App and web page records
----------

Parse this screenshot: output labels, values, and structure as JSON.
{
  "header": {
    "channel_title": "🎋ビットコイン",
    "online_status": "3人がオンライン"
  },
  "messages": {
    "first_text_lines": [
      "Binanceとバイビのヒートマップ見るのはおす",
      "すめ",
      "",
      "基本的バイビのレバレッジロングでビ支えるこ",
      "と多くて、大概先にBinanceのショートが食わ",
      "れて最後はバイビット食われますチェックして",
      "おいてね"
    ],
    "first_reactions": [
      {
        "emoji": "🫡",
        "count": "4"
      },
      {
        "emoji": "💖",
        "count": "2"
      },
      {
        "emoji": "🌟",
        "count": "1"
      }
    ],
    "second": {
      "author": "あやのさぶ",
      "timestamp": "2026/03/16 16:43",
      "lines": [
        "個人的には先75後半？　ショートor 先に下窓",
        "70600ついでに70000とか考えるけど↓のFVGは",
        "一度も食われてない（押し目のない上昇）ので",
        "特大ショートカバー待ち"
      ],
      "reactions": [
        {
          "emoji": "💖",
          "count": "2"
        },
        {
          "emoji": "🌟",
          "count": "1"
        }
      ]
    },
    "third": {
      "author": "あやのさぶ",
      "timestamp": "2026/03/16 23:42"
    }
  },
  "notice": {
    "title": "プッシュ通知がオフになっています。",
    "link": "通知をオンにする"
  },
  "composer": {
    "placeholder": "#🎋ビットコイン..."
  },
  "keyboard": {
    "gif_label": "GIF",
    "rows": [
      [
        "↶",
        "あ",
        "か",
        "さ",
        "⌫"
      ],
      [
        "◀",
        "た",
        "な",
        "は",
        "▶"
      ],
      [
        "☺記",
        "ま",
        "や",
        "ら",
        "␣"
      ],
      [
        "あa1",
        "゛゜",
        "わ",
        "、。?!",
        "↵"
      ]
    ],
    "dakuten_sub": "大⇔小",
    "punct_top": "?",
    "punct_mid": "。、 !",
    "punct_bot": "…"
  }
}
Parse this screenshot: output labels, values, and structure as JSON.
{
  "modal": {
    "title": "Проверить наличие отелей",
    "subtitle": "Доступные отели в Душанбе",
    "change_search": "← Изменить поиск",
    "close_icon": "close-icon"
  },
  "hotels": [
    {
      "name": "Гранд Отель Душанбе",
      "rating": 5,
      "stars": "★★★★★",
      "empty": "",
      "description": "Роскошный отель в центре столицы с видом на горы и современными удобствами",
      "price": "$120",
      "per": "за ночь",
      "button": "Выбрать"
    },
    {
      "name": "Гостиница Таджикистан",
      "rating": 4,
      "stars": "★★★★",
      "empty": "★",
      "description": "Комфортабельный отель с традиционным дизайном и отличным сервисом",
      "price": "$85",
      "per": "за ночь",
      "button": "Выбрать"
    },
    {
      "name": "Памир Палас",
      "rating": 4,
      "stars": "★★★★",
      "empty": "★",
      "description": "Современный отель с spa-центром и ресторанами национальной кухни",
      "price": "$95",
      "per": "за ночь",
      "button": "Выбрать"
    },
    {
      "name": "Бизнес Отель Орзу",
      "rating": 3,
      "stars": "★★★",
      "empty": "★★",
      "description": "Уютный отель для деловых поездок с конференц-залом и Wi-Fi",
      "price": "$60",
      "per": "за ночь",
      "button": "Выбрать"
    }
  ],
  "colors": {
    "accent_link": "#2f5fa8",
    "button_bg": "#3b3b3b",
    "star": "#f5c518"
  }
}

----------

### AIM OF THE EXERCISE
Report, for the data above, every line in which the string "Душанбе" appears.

### COMPLETED TASK
    "subtitle": "Доступные отели в Душанбе",
      "name": "Гранд Отель Душанбе",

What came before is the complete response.